Champagne and Aishihik First Nations government recognizes the importance of attending school. It is important for a child’s learning to be on time and ready for the day. We can all work together to increase attendance at school and help in the success of each child. The CAFN Education team is willing to assist anyone that wants to increase attendance for their child(ren) in a positive holistic manner.
- Chronic Absenteeism is when a student misses 2 or more days a month of school or more than 20 days a school year. This counts excused absences as well such as; doctor’s appointments, dentist appointments, hunting and fishing trips etc…
- Many factors can affect attendance, including illness, family obligations, events, lack of transportation, work or disengagement from school. When a student misses class, they are missing the learning opportunities of that day and social time with their peers and teachers. Regular attendance is also an indicator of how engaged a student is in their learning, and helps to develop important work-life habits such as time management, work ethic and personal motivation.
Average absent days in 2014-2015 school year
Yukon Government Department of Education
Long terms effects of school absenteeism

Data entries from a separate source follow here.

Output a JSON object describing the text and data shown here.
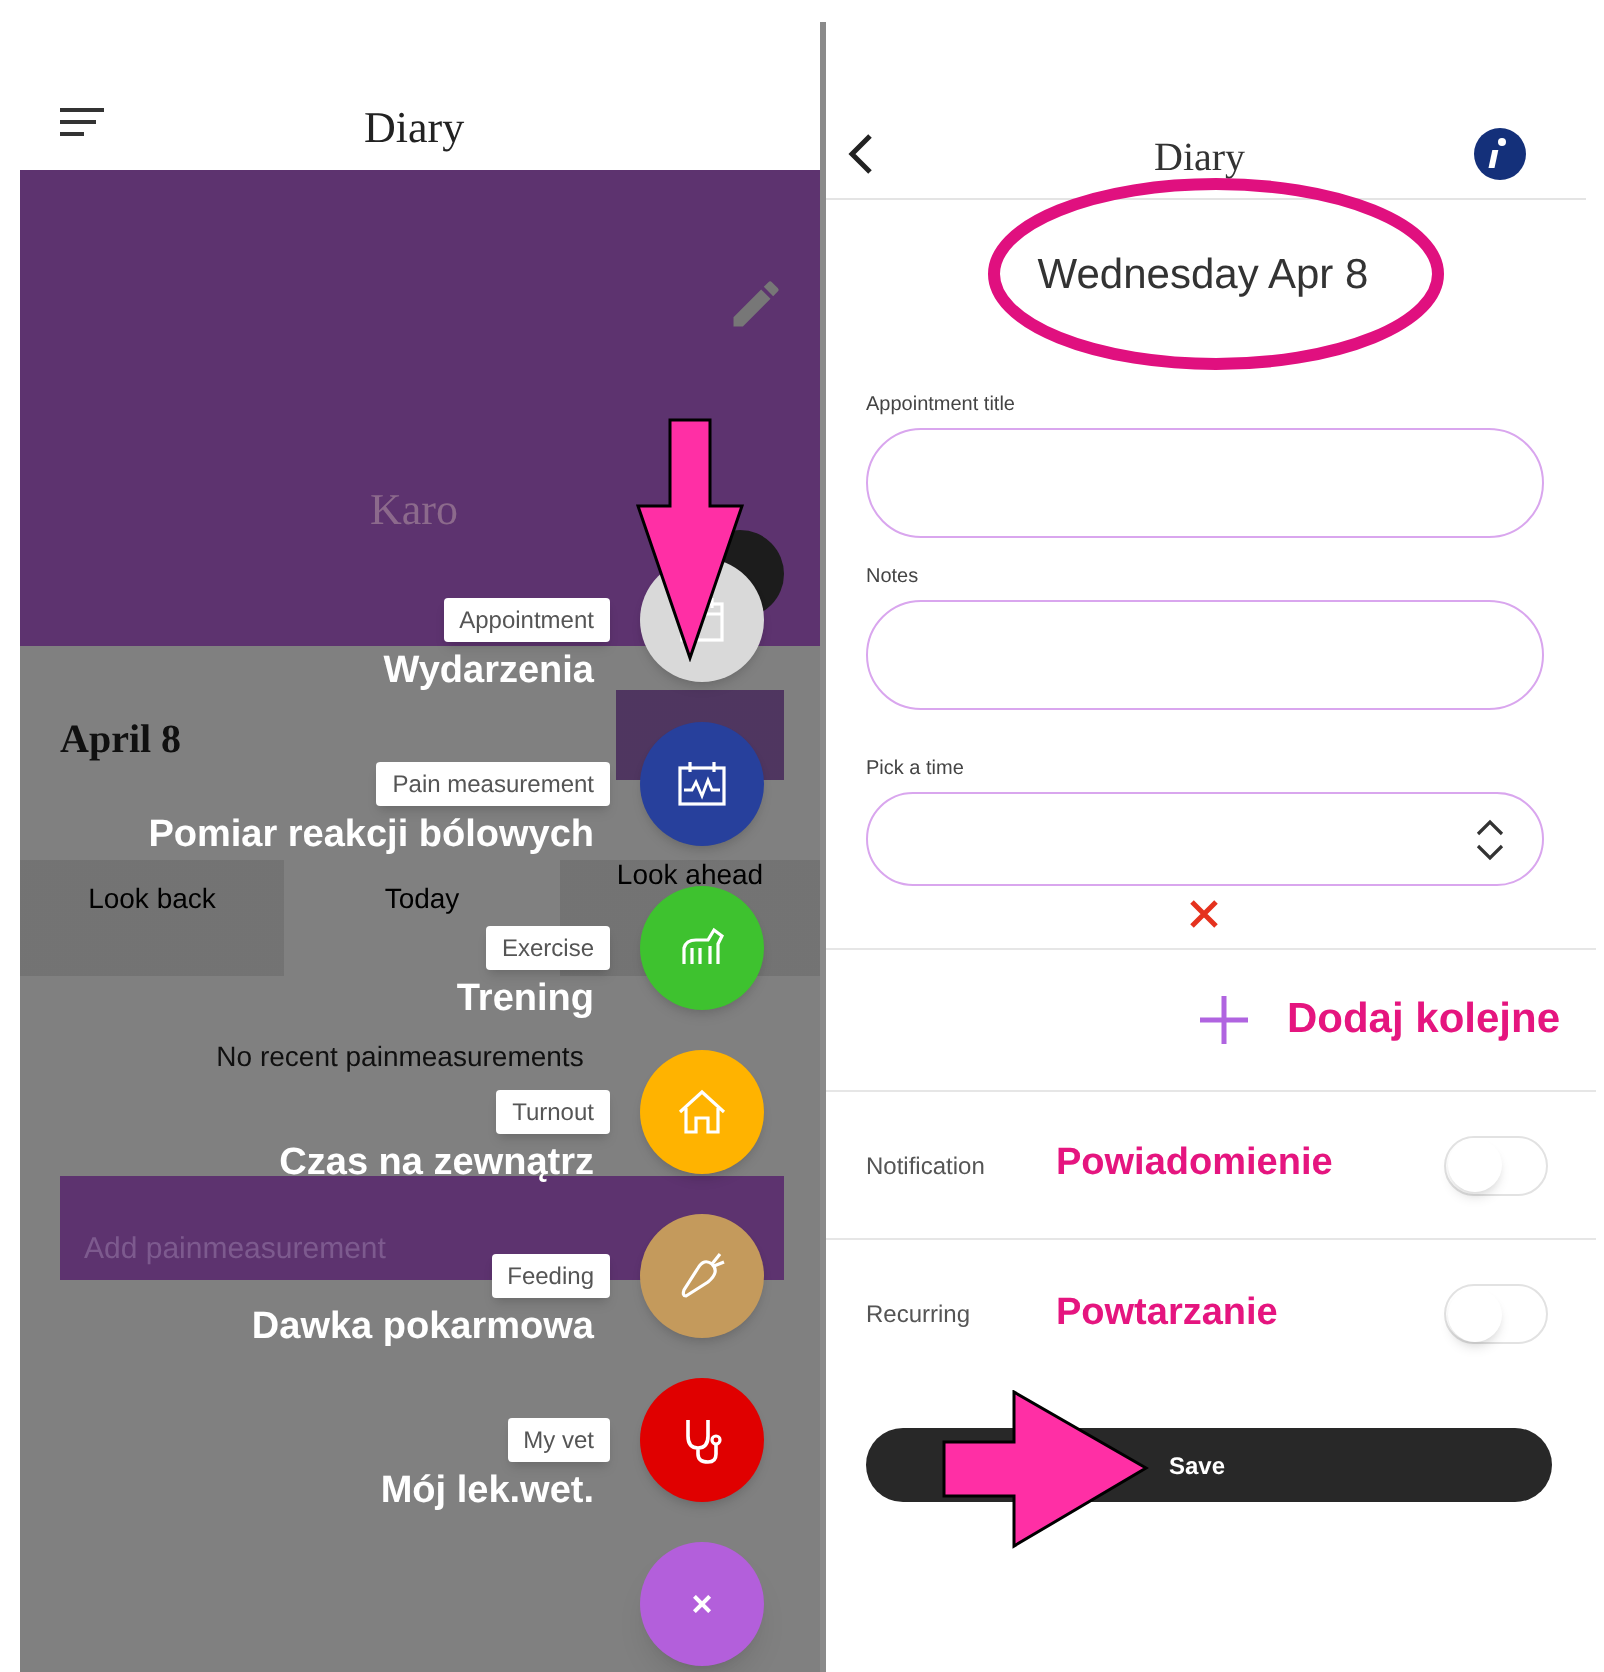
{
  "left_screen": {
    "title": "Diary",
    "profile_name": "Karo",
    "date": "April 8",
    "tabs": [
      {
        "label": "Look back",
        "selected": false
      },
      {
        "label": "Today",
        "selected": true
      },
      {
        "label": "Look ahead",
        "selected": false
      }
    ],
    "empty_message": "No recent painmeasurements",
    "add_button": "Add painmeasurement",
    "fab_menu": [
      {
        "kind": "appointment",
        "label": "Appointment",
        "annotation": "Wydarzenia",
        "color": "#d9d9d9"
      },
      {
        "kind": "pain",
        "label": "Pain measurement",
        "annotation": "Pomiar reakcji bólowych",
        "color": "#27409c"
      },
      {
        "kind": "exercise",
        "label": "Exercise",
        "annotation": "Trening",
        "color": "#3ec22f"
      },
      {
        "kind": "turnout",
        "label": "Turnout",
        "annotation": "Czas na zewnątrz",
        "color": "#ffb300"
      },
      {
        "kind": "feeding",
        "label": "Feeding",
        "annotation": "Dawka pokarmowa",
        "color": "#c49a5c"
      },
      {
        "kind": "vet",
        "label": "My vet",
        "annotation": "Mój lek.wet.",
        "color": "#e00000"
      }
    ],
    "close_button": "×"
  },
  "right_screen": {
    "title": "Diary",
    "date": "Wednesday Apr 8",
    "fields": [
      {
        "label": "Appointment title",
        "kind": "text"
      },
      {
        "label": "Notes",
        "kind": "text"
      },
      {
        "label": "Pick a time",
        "kind": "time"
      }
    ],
    "add_another": "Dodaj kolejne",
    "toggles": [
      {
        "label": "Notification",
        "annotation": "Powiadomienie",
        "on": false
      },
      {
        "label": "Recurring",
        "annotation": "Powtarzanie",
        "on": false
      }
    ],
    "save_button": "Save"
  }
}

- Children with certain risk factors—including poverty, homelessness and chronic illness—are both more likely to be chronic absent and especially hard hit because they often lack the resources to make up for the lost opportunities to learn in the classroom.
- Students who are chronically absent in kindergarten and first grade are less likely to read proficiently by the time they finish third grade. Preliminary data in California found that 17 percent of those students were reading on grade level at the end of third grade, compared to 62 percent who attended regularly.
- Ready, Douglas D., Socioeconomic Disadvantage, School Attendance, and Early Cognitive Development, The Differential Effects of School Exposure, Sociology of Education, October 2010.
- Attendance in Early Elementary Grades: Association with Student Characteristics, School Readiness and Third Grade Outcomes, Applied Survey Research, May 2011.
What we can do together to increase attendance at school:
- Try not to book appointments during school hours.
- Set a regular time to wake up on schools days.
- Avoid electronics at least 1.5 hours before bed as they effect sleep patterns
- Prepare lunch the night before school
- Walk with your child(ren) to school or find a friend they can walk with each morning
- Let your child(ren) know the importance of attending school
- Try not to let your child(ren) stay up very late on weekends
- Allow enough time in the morning for your child(ren) to eat a healthy breakfast to get their brains working in the morning
- Phone your Education Support Worker if you need help getting your child(ren) to school on time.
From the Education Team at CAFN